visiting experts would be open to the idea of digital tools that could offer new more sustainable alternatives to
the current market models for sourcing textiles. We wanted to understand experts’ perceptions of their current
practice and how open they are to change to more sustainable conduct, provided that technology offers
alternatives to gather the information they need about materials.
Background and related work
In this section, a literature review is presented following our research questions. The first section comprises
what is known about designer’s sourcing of textiles, including research into the design process (focusing on
useful information for materials selection) and textile-engineering research (highlighting the focus given to
perceptions of textiles elicited through the sense of touch). The second section comprises analogue and digital
tools to support designers when sourcing, with applications in research, industry and retail.
What is known about designers’ sourcing of textiles?
Fashion and textile designers are familiar with the physical characteristics and aesthetics of textiles, besides its
suitable applications and contexts of use. They rely on multiple resources for inspiration and research—
personal, cultural, market and trend related (Bang, 2009)—which they must skilfully articulate in design
proposals and communicate to design teams and stakeholders, to guarantee their concepts are translated
through manufacture and use. Such knowledge is innate (reliant on designers’ sensibility and intuition) and tacit
(acquired through training and experience) (Dormer, 1997).
Fashion and textile designers share similar design process patterns that usually move iteratively from a
problem, question or need towards a solution (Design Council UK, 2005; Newman, 2011). Communication in
this process is usually verbal, visual or through samples, and frequently multimodal. This recalls Dormer’s
(1997) definition of distributed knowledge that designers rely on the environment they work within—the social,
organisation and the physical environment—to form their knowledge basis, test concepts and support decision-
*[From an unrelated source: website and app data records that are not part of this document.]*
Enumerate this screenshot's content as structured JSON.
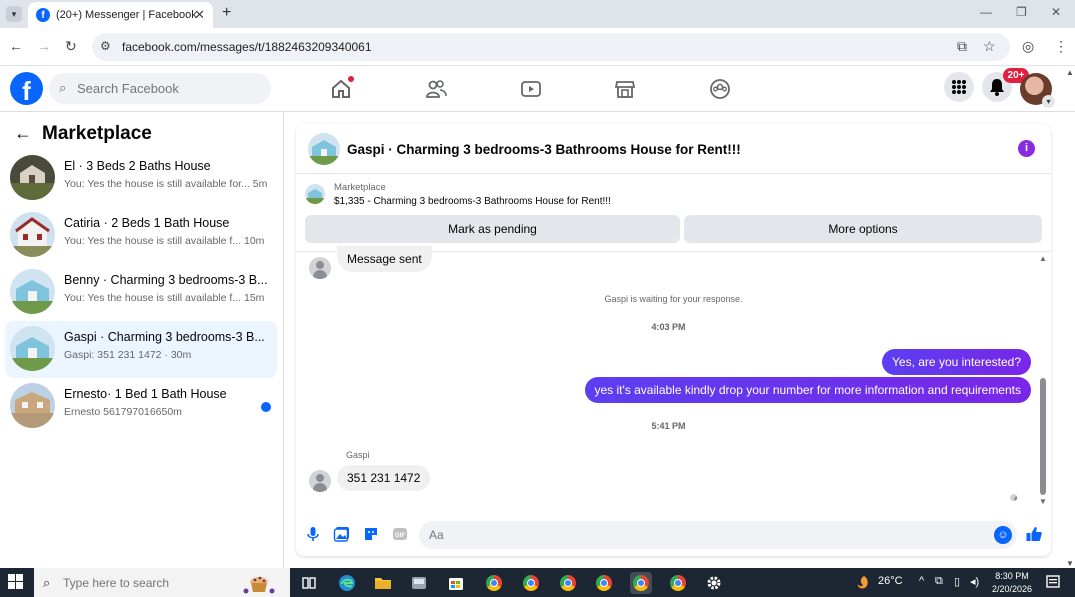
{
  "browser": {
    "tab_title": "(20+) Messenger | Facebook",
    "url": "facebook.com/messages/t/1882463209340061"
  },
  "fb": {
    "logo_letter": "f",
    "search_placeholder": "Search Facebook",
    "notification_badge": "20+"
  },
  "sidebar": {
    "title": "Marketplace",
    "conversations": [
      {
        "name": "El · 3 Beds 2 Baths House",
        "snippet": "You: Yes the house is still available for...",
        "time": "5m",
        "unread": false,
        "active": false
      },
      {
        "name": "Catiria · 2 Beds 1 Bath House",
        "snippet": "You: Yes the house is still available f...",
        "time": "10m",
        "unread": false,
        "active": false
      },
      {
        "name": "Benny · Charming 3 bedrooms-3 B...",
        "snippet": "You: Yes the house is still available f...",
        "time": "15m",
        "unread": false,
        "active": false
      },
      {
        "name": "Gaspi · Charming 3 bedrooms-3 B...",
        "snippet": "Gaspi: 351 231 1472",
        "time": "30m",
        "unread": false,
        "active": true
      },
      {
        "name": "Ernesto· 1 Bed 1 Bath House",
        "snippet": "Ernesto 5617970166",
        "time": "50m",
        "unread": true,
        "active": false
      }
    ]
  },
  "chat": {
    "title": "Gaspi · Charming 3 bedrooms-3 Bathrooms House for Rent!!!",
    "listing_label": "Marketplace",
    "listing_detail": "$1,335 - Charming 3 bedrooms-3 Bathrooms House for Rent!!!",
    "mark_pending_label": "Mark as pending",
    "more_options_label": "More options",
    "msg_sent": "Message sent",
    "waiting_text": "Gaspi is waiting for your response.",
    "time_1": "4:03 PM",
    "out_1": "Yes, are you interested?",
    "out_2": "yes it's available kindly drop your number for more information and requirements",
    "time_2": "5:41 PM",
    "sender": "Gaspi",
    "in_last": "351 231 1472",
    "composer_placeholder": "Aa"
  },
  "taskbar": {
    "search_placeholder": "Type here to search",
    "weather": "26°C",
    "time": "8:30 PM",
    "date": "2/20/2026"
  },
  "colors": {
    "fb_blue": "#0866ff",
    "outgoing_bubble": "#6b2ee6",
    "active_conv_bg": "#ebf5ff"
  }
}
making processes. Fashion and textile designers use, for example, mood boards, samples and toiles as “things
to think with” (Kirsh, 2013) and communicate or explicit their thoughts through. Kirsh (2013) suggests sensory
experience and interaction with things as crucial for our understanding; which is also why prototypes facilitate
reasoning, simulation and focusing by allowing people to project their ideas, creating “cognitive support”. This is
aligned to the embodied cognition perspective, which proposes that we perceive the world with connected body
and mind (Merleau-Ponty, 2002).
Touch for fabric sourcing
Studies show that clothing texture is a pervasive element to human perception (Laughlin, 1991), that tactile
interaction is crucial for consumers primary judgments of product quality (Jordan, 2008) and that marketing
communications incorporating tactile elements leads to increased emotional response in consumers that may
influence decision-making processes (Peck and Wiggins, 2006). So far, textiles-related research mainly focused
on verifying the effect of physical characteristics and performance of textiles, to support the description of
attributes perceived through touch, and for predicting textiles’ characteristics in manufacturing and quality
control. Studies mostly covered themes of ‘fabric hand’, comfort to wear and aesthetic responses (Brandt et al.,
1998). ‘Fabric hand’ is a disseminated concept in the textile industry. The definition we adopt (Atkinson et al.,
2013) was proposed by Philippe et al. (2003) as “... the reaction of the sense of touch, when fabrics are held in
the hand. (...) ‘hand’ can be considered as a meta-concept that takes into account not only the sensory aspect
but also aspects such as formability, aesthetics, drapability and tailorability”. Most available definitions are
included in a recent review on the hand of textiles (Ciesi